Dressed in protective gear, Stoughton school employees and Stoughton Police personnel recently received training in a more flexible way to respond to an active shooter situation in a school setting.
ALICE - an acronym for Alert, Lockdown, Inform, Counter, Evacuate - was
developed by Greg Crane, a former SWAT police officer, and Lisa Crane a
In the case of a school shooting, the common practice has been for a school to go into traditional lockdown, but this more passive approach
might not be as effective as the more proactive defense ALICE offers, supporters of the program say.
Instead of simply hiding under a desk as a shooter is in the school, the ALICE program encourages teachers and students to make informed decisions based on their surroundings.
Perhaps the safest thing to do is to barricade the room by placing cabinets and desks in front of the doors, or securing the door in place with a belt. Or it may be to evacuate the building if the shooter is at the opposite end of the school. If the shooter enters the room, you are encouraged to distract and disorient him or her.
As the events are playing out, staff in the office keeps those in the building abreast of the situation by sharing the shooters location via the PA system, helping students, teachers and staff make these more informed decisions.
The Stoughton Schools and Stoughton Police Department both support the ALICE program. After select officers and administrators were trained in ALICE last school year, the school department and police department are holding joint training sessions to train all staff and officers this year.

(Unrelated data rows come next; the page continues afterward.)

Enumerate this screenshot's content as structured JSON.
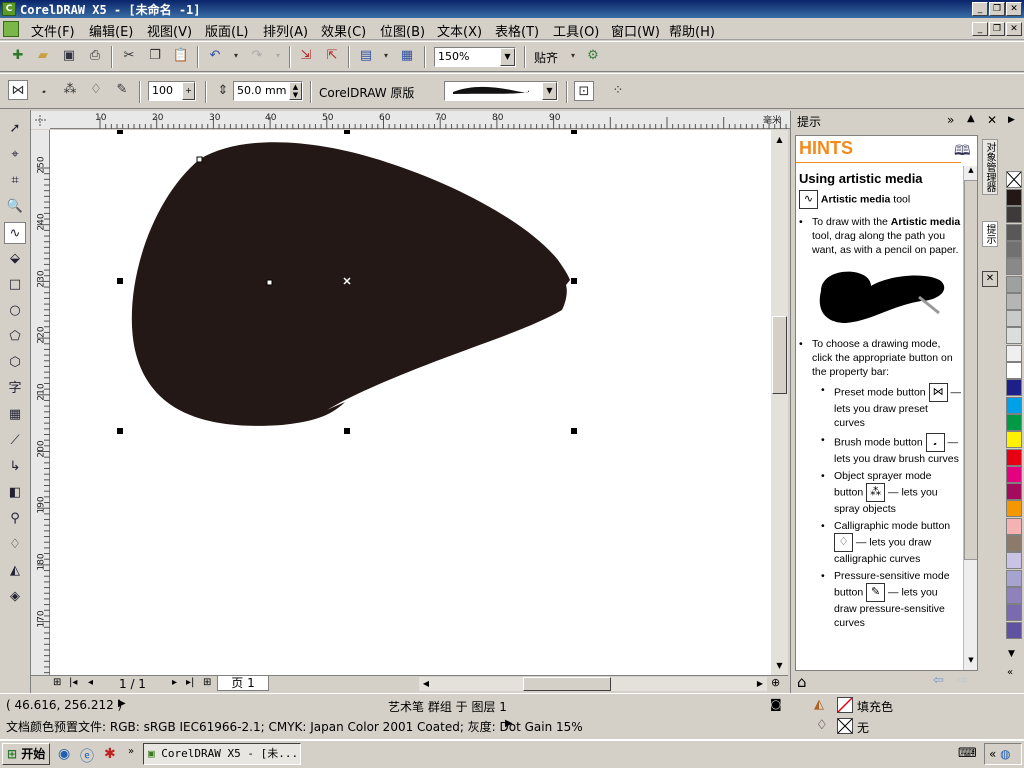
{
  "window": {
    "title": "CorelDRAW X5 - [未命名 -1]",
    "app_icon": "coreldraw-icon"
  },
  "menu": [
    "文件(F)",
    "编辑(E)",
    "视图(V)",
    "版面(L)",
    "排列(A)",
    "效果(C)",
    "位图(B)",
    "文本(X)",
    "表格(T)",
    "工具(O)",
    "窗口(W)",
    "帮助(H)"
  ],
  "standard_toolbar": {
    "zoom_level": "150%",
    "snap_label": "贴齐"
  },
  "property_bar": {
    "smoothing_value": "100",
    "width_value": "50.0 mm",
    "preset_name": "CorelDRAW 原版"
  },
  "rulers": {
    "horizontal_unit": "毫米",
    "horizontal_ticks": [
      "10",
      "20",
      "30",
      "40",
      "50",
      "60",
      "70",
      "80",
      "90"
    ],
    "vertical_ticks": [
      "250",
      "240",
      "230",
      "220",
      "210",
      "200",
      "190",
      "180",
      "170"
    ]
  },
  "page_nav": {
    "page_count": "1 / 1",
    "page_tab": "页 1"
  },
  "docker": {
    "header": "提示",
    "brand": "HINTS",
    "heading": "Using artistic media",
    "tool_label_bold": "Artistic media",
    "tool_label_rest": "tool",
    "intro_pre": "To draw with the ",
    "intro_bold": "Artistic media",
    "intro_post": " tool, drag along the path you want, as with a pencil on paper.",
    "mode_intro": "To choose a drawing mode, click the appropriate button on the property bar:",
    "modes": [
      {
        "name": "Preset mode button",
        "desc": "— lets you draw preset curves"
      },
      {
        "name": "Brush mode button",
        "desc": "— lets you draw brush curves"
      },
      {
        "name": "Object sprayer mode button",
        "desc": "— lets you spray objects"
      },
      {
        "name": "Calligraphic mode button",
        "desc": "— lets you draw calligraphic curves"
      },
      {
        "name": "Pressure-sensitive mode button",
        "desc": "— lets you draw pressure-sensitive curves"
      }
    ],
    "side_tab_1": "对象管理器",
    "side_tab_2": "提示"
  },
  "palette_colors": [
    "#231815",
    "#3e3a39",
    "#595757",
    "#727171",
    "#898989",
    "#9fa0a0",
    "#b5b5b6",
    "#c9caca",
    "#dcdddd",
    "#efefef",
    "#ffffff",
    "#1d2088",
    "#00a0e9",
    "#009944",
    "#fff100",
    "#e60012",
    "#e4007f",
    "#a40b5d",
    "#f39800",
    "#f5b2b2",
    "#8c7b6b",
    "#c9c3e6",
    "#a6a3d0",
    "#8f82bc",
    "#7a6ab0",
    "#5f52a0"
  ],
  "status": {
    "coordinates": "( 46.616, 256.212 )",
    "object_info": "艺术笔 群组 于 图层 1",
    "color_profile": "文档颜色预置文件: RGB: sRGB IEC61966-2.1; CMYK: Japan Color 2001 Coated; 灰度: Dot Gain 15%",
    "fill_label": "填充色",
    "outline_label": "无"
  },
  "taskbar": {
    "start": "开始",
    "task": "CorelDRAW X5 - [未..."
  }
}
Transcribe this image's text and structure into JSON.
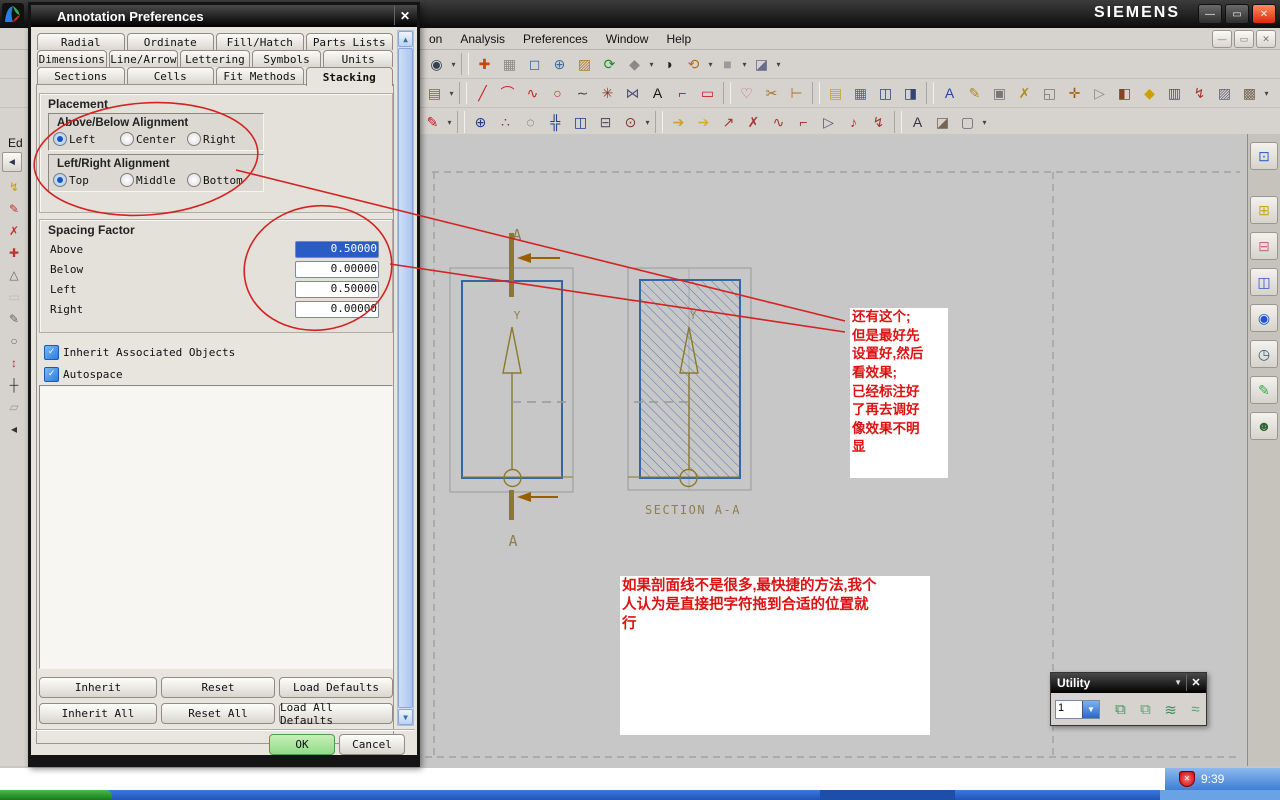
{
  "window": {
    "brand": "SIEMENS",
    "controls": {
      "minimize": "—",
      "restore": "▭",
      "close": "✕"
    }
  },
  "menu": {
    "items": [
      {
        "label": "on"
      },
      {
        "label": "Analysis"
      },
      {
        "label": "Preferences"
      },
      {
        "label": "Window"
      },
      {
        "label": "Help"
      }
    ]
  },
  "toolbars": {
    "row1": [
      {
        "n": "find",
        "g": "◉",
        "c": "#33424f",
        "d": true
      },
      {
        "n": "fit-view",
        "g": "✚",
        "c": "#cc4400",
        "s": true
      },
      {
        "n": "zoom-box",
        "g": "▦",
        "c": "#8a8a8a"
      },
      {
        "n": "zoom-region",
        "g": "◻",
        "c": "#3a6ea5"
      },
      {
        "n": "zoom-in-out",
        "g": "⊕",
        "c": "#3a6ea5"
      },
      {
        "n": "pan",
        "g": "▨",
        "c": "#b07c2a"
      },
      {
        "n": "refresh",
        "g": "⟳",
        "c": "#1f8a1f"
      },
      {
        "n": "shaded-view",
        "g": "◆",
        "c": "#8a8a8a",
        "d": true
      },
      {
        "n": "render-style",
        "g": "◑",
        "c": "#222"
      },
      {
        "n": "rotate-view",
        "g": "⟲",
        "c": "#b06a1a",
        "d": true
      },
      {
        "n": "display-mode",
        "g": "■",
        "c": "#9a9a9a",
        "d": true
      },
      {
        "n": "clip-section",
        "g": "◪",
        "c": "#6a6a8a",
        "d": true
      }
    ],
    "row2": [
      {
        "n": "note-style",
        "g": "▤",
        "c": "#7a6a3a",
        "d": true
      },
      {
        "n": "line",
        "g": "╱",
        "c": "#cc2222",
        "s": true
      },
      {
        "n": "arc",
        "g": "⌒",
        "c": "#cc2222"
      },
      {
        "n": "studio-spline",
        "g": "∿",
        "c": "#cc2222"
      },
      {
        "n": "circle",
        "g": "○",
        "c": "#cc2222"
      },
      {
        "n": "spline",
        "g": "∼",
        "c": "#444"
      },
      {
        "n": "point-curve",
        "g": "✳",
        "c": "#883333"
      },
      {
        "n": "mirror-curve",
        "g": "⋈",
        "c": "#555577"
      },
      {
        "n": "text",
        "g": "A",
        "c": "#111"
      },
      {
        "n": "corner",
        "g": "⌐",
        "c": "#cc2222"
      },
      {
        "n": "rectangle",
        "g": "▭",
        "c": "#cc2222"
      },
      {
        "n": "project-curve",
        "g": "♡",
        "c": "#cc5588",
        "s": true
      },
      {
        "n": "trim",
        "g": "✂",
        "c": "#b07020"
      },
      {
        "n": "extend",
        "g": "⊢",
        "c": "#b07020"
      },
      {
        "n": "notebooks",
        "g": "▤",
        "c": "#c9a227",
        "s": true
      },
      {
        "n": "image",
        "g": "▦",
        "c": "#3a6ea5"
      },
      {
        "n": "view-doc",
        "g": "◫",
        "c": "#334477"
      },
      {
        "n": "sheet-doc",
        "g": "◨",
        "c": "#334477"
      },
      {
        "n": "annotation-text",
        "g": "A",
        "c": "#2244aa",
        "s": true
      },
      {
        "n": "edit-text",
        "g": "✎",
        "c": "#b08a20"
      },
      {
        "n": "frame-select",
        "g": "▣",
        "c": "#777"
      },
      {
        "n": "wrench-note",
        "g": "✗",
        "c": "#b08a20"
      },
      {
        "n": "copy-view",
        "g": "◱",
        "c": "#777"
      },
      {
        "n": "datum-axis",
        "g": "✛",
        "c": "#aa5500"
      },
      {
        "n": "datum-plane",
        "g": "▷",
        "c": "#888"
      },
      {
        "n": "cube-view",
        "g": "◧",
        "c": "#884422"
      },
      {
        "n": "part-cube",
        "g": "◆",
        "c": "#d0a000"
      },
      {
        "n": "note-panel",
        "g": "▥",
        "c": "#556"
      },
      {
        "n": "move-note",
        "g": "↯",
        "c": "#a33"
      },
      {
        "n": "hatch-box",
        "g": "▨",
        "c": "#667"
      },
      {
        "n": "photo",
        "g": "▩",
        "c": "#765",
        "d": true
      }
    ],
    "row3": [
      {
        "n": "fill-style",
        "g": "✎",
        "c": "#cc1111",
        "d": true
      },
      {
        "n": "point",
        "g": "⊕",
        "c": "#223a8a",
        "s": true
      },
      {
        "n": "point-set",
        "g": "∴",
        "c": "#883355"
      },
      {
        "n": "reference-circle",
        "g": "◌",
        "c": "#445"
      },
      {
        "n": "crosshatch",
        "g": "╬",
        "c": "#223a8a"
      },
      {
        "n": "centerline-box",
        "g": "◫",
        "c": "#223a8a"
      },
      {
        "n": "centerline-2d",
        "g": "⊟",
        "c": "#556"
      },
      {
        "n": "target-point",
        "g": "⊙",
        "c": "#883322",
        "d": true
      },
      {
        "n": "key-note",
        "g": "➔",
        "c": "#c9a227",
        "s": true
      },
      {
        "n": "key-label",
        "g": "➔",
        "c": "#d4b030"
      },
      {
        "n": "leader",
        "g": "↗",
        "c": "#a33"
      },
      {
        "n": "cross-mark",
        "g": "✗",
        "c": "#a33"
      },
      {
        "n": "s-curve",
        "g": "∿",
        "c": "#a33"
      },
      {
        "n": "corner-note",
        "g": "⌐",
        "c": "#a33"
      },
      {
        "n": "flag-note",
        "g": "▷",
        "c": "#556"
      },
      {
        "n": "music-note",
        "g": "♪",
        "c": "#a33"
      },
      {
        "n": "lightning-note",
        "g": "↯",
        "c": "#a33"
      },
      {
        "n": "angular-note",
        "g": "A",
        "c": "#334",
        "s": true
      },
      {
        "n": "cube-note",
        "g": "◪",
        "c": "#765"
      },
      {
        "n": "monitor",
        "g": "▢",
        "c": "#667",
        "d": true
      }
    ]
  },
  "left_strip": {
    "label": "Ed",
    "collapse": "◄",
    "icons": [
      {
        "n": "lightning",
        "g": "↯",
        "c": "#c9a000"
      },
      {
        "n": "pencil-red",
        "g": "✎",
        "c": "#bb3333"
      },
      {
        "n": "cross-red",
        "g": "✗",
        "c": "#bb3333"
      },
      {
        "n": "plus-red",
        "g": "✚",
        "c": "#bb3333"
      },
      {
        "n": "triangle",
        "g": "△",
        "c": "#666"
      },
      {
        "n": "blank-box",
        "g": "▭",
        "c": "#bbb"
      },
      {
        "n": "pencil-grey",
        "g": "✎",
        "c": "#666"
      },
      {
        "n": "circle",
        "g": "○",
        "c": "#666"
      },
      {
        "n": "arrows",
        "g": "↕",
        "c": "#a33"
      },
      {
        "n": "cross-hair",
        "g": "┼",
        "c": "#333"
      },
      {
        "n": "parallelogram",
        "g": "▱",
        "c": "#999"
      },
      {
        "n": "collapse-arrow",
        "g": "◂",
        "c": "#333"
      }
    ]
  },
  "resource_bar": {
    "top_icon": {
      "n": "fit-window",
      "g": "⊡",
      "c": "#3366cc"
    },
    "icons": [
      {
        "n": "assembly-navigator",
        "g": "⊞",
        "c": "#c9a227"
      },
      {
        "n": "constraint-navigator",
        "g": "⊟",
        "c": "#cc6688"
      },
      {
        "n": "part-navigator",
        "g": "◫",
        "c": "#3355bb"
      },
      {
        "n": "reuse-library",
        "g": "◉",
        "c": "#2255cc"
      },
      {
        "n": "history",
        "g": "◷",
        "c": "#335577"
      },
      {
        "n": "visualization",
        "g": "✎",
        "c": "#33aa44"
      },
      {
        "n": "roles",
        "g": "☻",
        "c": "#336633"
      }
    ]
  },
  "dialog": {
    "title": "Annotation Preferences",
    "close_glyph": "✕",
    "tabs": {
      "row1": [
        "Radial",
        "Ordinate",
        "Fill/Hatch",
        "Parts Lists"
      ],
      "row2": [
        "Dimensions",
        "Line/Arrow",
        "Lettering",
        "Symbols",
        "Units"
      ],
      "row3": [
        "Sections",
        "Cells",
        "Fit Methods",
        "Stacking"
      ],
      "active": "Stacking"
    },
    "placement": {
      "header": "Placement",
      "above_below": {
        "header": "Above/Below Alignment",
        "options": [
          "Left",
          "Center",
          "Right"
        ],
        "selected": "Left"
      },
      "left_right": {
        "header": "Left/Right Alignment",
        "options": [
          "Top",
          "Middle",
          "Bottom"
        ],
        "selected": "Top"
      }
    },
    "spacing": {
      "header": "Spacing Factor",
      "rows": [
        {
          "label": "Above",
          "value": "0.50000",
          "selected": true
        },
        {
          "label": "Below",
          "value": "0.00000",
          "selected": false
        },
        {
          "label": "Left",
          "value": "0.50000",
          "selected": false
        },
        {
          "label": "Right",
          "value": "0.00000",
          "selected": false
        }
      ]
    },
    "checkboxes": [
      {
        "label": "Inherit Associated Objects",
        "checked": true
      },
      {
        "label": "Autospace",
        "checked": true
      }
    ],
    "buttons": {
      "row1": [
        "Inherit",
        "Reset",
        "Load Defaults"
      ],
      "row2": [
        "Inherit All",
        "Reset All",
        "Load All Defaults"
      ],
      "ok": "OK",
      "cancel": "Cancel"
    }
  },
  "drawing": {
    "labels": {
      "section_top": "A",
      "section_bottom": "A",
      "axis_left": "Y",
      "axis_right": "Y",
      "section_title": "SECTION A-A"
    },
    "colors": {
      "part_outline": "#3465a4",
      "centerline": "#8a7a2a",
      "arrow": "#9c5f00",
      "cad_text": "#8f7f4f"
    }
  },
  "annotations": {
    "color": "#dd1111",
    "note_right": "还有这个;\n但是最好先\n设置好,然后\n看效果;\n已经标注好\n了再去调好\n像效果不明\n显",
    "note_bottom": "如果剖面线不是很多,最快捷的方法,我个\n人认为是直接把字符拖到合适的位置就\n行"
  },
  "utility": {
    "title": "Utility",
    "close_glyph": "✕",
    "dropdown_value": "1",
    "icons": [
      {
        "n": "layer-settings",
        "g": "⧉",
        "c": "#3f8f5f"
      },
      {
        "n": "layer-visible-in-view",
        "g": "⧉",
        "c": "#5a9f6f"
      },
      {
        "n": "move-to-layer",
        "g": "≋",
        "c": "#3f8f5f"
      },
      {
        "n": "copy-to-layer",
        "g": "≈",
        "c": "#5a9f6f"
      }
    ]
  },
  "taskbar": {
    "time": "9:39"
  }
}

Take a look at the video above of footage from an ALICE training session at Stoughton High in late August. Hear from Stoughton Police School Resource Officer Robert Kuhn, Stoughton Police Juvenile Detective Roger Hardy, O'Donnell Middle School assistant principal David Guglia and Stoughton High principal Julie Miller as they discuss the training and the benefits of the ALICE program.